Task details:
Show each line from the records below in which the word "usuario" occurs.

Stored items from a collection:
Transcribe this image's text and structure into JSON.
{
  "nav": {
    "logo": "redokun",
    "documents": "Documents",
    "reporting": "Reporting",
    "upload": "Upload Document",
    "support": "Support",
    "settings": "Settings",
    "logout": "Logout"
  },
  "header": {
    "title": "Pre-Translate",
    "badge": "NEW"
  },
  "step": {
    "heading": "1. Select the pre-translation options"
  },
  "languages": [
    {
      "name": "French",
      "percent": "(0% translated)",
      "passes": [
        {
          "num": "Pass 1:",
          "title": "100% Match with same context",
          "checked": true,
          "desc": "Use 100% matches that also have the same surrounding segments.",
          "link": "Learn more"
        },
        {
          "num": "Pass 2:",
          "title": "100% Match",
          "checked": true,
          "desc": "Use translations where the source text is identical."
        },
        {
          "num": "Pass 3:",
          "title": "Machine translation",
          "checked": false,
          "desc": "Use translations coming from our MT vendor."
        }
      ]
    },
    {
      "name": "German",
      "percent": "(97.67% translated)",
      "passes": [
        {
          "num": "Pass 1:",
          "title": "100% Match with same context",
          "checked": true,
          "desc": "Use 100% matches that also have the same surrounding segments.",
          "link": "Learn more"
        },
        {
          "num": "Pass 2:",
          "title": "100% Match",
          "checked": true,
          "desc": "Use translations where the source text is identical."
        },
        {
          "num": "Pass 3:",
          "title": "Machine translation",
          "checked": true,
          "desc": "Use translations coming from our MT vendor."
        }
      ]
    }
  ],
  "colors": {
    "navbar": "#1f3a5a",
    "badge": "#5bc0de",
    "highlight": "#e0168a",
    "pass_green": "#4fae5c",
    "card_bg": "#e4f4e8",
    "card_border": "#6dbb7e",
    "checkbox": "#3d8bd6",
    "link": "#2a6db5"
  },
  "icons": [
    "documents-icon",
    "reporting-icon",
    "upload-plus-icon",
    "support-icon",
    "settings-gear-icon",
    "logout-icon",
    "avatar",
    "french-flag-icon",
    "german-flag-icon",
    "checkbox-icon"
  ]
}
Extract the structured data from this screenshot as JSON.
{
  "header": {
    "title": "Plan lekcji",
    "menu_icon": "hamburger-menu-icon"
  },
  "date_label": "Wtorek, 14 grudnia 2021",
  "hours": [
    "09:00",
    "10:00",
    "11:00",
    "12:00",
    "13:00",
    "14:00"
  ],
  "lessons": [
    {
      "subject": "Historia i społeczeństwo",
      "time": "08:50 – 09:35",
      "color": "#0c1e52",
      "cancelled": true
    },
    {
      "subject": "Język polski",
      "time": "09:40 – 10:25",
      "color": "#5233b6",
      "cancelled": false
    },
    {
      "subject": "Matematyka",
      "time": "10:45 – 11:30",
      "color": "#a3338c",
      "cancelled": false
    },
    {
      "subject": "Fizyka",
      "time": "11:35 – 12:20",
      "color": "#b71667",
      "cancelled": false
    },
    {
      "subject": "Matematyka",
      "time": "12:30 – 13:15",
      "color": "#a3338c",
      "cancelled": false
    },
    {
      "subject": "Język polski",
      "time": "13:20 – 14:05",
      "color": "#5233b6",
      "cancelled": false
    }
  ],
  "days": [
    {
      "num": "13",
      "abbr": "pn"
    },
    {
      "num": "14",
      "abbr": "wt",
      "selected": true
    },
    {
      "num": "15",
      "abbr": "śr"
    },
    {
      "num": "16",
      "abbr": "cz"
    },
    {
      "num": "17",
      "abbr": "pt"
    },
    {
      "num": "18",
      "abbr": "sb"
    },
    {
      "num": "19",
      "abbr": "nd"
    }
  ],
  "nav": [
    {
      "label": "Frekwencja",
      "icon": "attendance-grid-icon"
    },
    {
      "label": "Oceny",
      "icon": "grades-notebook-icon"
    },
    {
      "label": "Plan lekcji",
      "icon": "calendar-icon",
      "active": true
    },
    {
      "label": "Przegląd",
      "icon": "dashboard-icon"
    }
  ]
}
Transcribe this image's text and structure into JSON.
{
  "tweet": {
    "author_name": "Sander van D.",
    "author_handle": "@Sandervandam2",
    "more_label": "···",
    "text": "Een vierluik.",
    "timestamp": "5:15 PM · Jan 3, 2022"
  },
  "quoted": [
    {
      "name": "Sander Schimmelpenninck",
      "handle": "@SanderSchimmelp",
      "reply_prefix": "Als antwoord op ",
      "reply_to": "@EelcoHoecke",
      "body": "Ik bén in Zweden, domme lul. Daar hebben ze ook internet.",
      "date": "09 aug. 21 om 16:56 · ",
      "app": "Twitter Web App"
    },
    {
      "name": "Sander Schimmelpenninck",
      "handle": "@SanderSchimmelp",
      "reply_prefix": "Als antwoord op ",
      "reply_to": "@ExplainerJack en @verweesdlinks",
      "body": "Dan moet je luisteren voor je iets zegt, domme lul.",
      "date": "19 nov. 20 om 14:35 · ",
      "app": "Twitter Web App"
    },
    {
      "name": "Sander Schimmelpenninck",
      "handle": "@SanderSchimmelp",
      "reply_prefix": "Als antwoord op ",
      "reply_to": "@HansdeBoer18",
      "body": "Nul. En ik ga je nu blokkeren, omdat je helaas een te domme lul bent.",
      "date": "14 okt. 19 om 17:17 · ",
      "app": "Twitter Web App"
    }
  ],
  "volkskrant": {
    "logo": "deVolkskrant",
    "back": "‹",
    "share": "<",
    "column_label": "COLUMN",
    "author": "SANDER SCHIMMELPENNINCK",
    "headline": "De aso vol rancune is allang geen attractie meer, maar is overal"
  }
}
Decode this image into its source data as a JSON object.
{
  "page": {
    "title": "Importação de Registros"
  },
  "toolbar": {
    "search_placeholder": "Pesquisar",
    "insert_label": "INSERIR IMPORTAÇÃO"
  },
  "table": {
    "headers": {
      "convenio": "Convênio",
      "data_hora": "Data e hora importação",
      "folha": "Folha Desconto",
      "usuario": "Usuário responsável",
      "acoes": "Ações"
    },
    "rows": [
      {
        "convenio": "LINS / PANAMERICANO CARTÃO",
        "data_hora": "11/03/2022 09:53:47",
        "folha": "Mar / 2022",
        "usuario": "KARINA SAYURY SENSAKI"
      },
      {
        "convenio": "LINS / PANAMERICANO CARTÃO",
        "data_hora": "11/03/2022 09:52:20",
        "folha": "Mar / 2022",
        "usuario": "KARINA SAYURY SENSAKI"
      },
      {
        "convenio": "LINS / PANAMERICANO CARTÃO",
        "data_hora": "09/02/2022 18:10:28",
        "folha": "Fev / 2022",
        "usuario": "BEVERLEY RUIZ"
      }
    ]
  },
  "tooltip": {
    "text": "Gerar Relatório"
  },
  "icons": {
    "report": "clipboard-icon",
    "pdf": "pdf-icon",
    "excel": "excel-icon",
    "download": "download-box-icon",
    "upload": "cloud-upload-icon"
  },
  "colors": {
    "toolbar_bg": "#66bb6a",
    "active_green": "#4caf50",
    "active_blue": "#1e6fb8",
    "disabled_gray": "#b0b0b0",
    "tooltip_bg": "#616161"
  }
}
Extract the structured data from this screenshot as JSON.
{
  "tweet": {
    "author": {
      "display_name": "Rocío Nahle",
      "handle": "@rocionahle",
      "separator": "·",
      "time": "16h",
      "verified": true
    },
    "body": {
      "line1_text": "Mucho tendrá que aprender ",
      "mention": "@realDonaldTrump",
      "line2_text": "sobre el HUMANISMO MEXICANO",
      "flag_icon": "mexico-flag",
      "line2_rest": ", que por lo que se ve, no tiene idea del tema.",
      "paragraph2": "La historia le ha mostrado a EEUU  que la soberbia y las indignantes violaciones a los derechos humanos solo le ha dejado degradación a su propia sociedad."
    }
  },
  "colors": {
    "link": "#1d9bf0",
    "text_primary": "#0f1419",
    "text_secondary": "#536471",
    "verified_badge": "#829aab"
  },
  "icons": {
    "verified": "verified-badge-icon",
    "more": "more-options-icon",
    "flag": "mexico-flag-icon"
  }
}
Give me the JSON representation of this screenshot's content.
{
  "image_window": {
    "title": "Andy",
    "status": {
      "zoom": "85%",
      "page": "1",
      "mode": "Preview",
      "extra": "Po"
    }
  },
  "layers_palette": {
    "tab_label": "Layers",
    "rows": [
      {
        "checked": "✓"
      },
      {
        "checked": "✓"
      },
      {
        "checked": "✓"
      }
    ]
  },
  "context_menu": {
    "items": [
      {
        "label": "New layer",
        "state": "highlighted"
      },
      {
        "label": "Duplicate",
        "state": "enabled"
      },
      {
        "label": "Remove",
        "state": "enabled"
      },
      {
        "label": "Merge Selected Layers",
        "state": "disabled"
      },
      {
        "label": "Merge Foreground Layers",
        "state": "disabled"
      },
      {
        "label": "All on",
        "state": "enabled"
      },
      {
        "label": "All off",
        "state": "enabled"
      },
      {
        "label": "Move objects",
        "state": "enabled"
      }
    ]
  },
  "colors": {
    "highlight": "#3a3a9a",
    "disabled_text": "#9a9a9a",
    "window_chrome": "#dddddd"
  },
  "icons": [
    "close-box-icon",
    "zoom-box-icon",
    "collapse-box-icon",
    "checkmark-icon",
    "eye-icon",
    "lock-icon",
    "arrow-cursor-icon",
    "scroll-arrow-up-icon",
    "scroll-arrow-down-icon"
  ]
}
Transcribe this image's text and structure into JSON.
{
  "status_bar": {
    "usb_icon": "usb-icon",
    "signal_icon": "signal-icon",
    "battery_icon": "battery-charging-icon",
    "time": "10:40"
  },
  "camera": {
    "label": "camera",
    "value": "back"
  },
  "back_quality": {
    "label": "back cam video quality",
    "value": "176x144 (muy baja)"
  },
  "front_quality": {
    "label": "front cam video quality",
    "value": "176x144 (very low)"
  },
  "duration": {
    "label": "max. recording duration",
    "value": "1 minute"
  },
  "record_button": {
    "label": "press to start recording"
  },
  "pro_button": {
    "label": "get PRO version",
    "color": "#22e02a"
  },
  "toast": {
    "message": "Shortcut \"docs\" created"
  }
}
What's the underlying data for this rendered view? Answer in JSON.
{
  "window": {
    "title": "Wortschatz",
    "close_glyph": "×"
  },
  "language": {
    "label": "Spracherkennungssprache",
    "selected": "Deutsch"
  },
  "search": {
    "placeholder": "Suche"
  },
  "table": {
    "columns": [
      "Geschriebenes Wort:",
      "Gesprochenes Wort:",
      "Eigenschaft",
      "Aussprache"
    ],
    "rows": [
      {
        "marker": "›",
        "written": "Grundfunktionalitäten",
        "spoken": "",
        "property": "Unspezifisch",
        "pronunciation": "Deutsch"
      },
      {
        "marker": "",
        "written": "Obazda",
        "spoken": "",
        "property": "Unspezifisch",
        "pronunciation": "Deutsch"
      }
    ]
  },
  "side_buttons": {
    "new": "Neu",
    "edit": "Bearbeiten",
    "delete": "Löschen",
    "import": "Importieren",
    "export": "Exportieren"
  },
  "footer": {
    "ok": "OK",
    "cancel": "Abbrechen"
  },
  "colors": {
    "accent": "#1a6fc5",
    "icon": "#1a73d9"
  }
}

Response for this exercise:
      "usuario": "Usuário responsável",
        "usuario": "KARINA SAYURY SENSAKI"
        "usuario": "KARINA SAYURY SENSAKI"
        "usuario": "BEVERLEY RUIZ"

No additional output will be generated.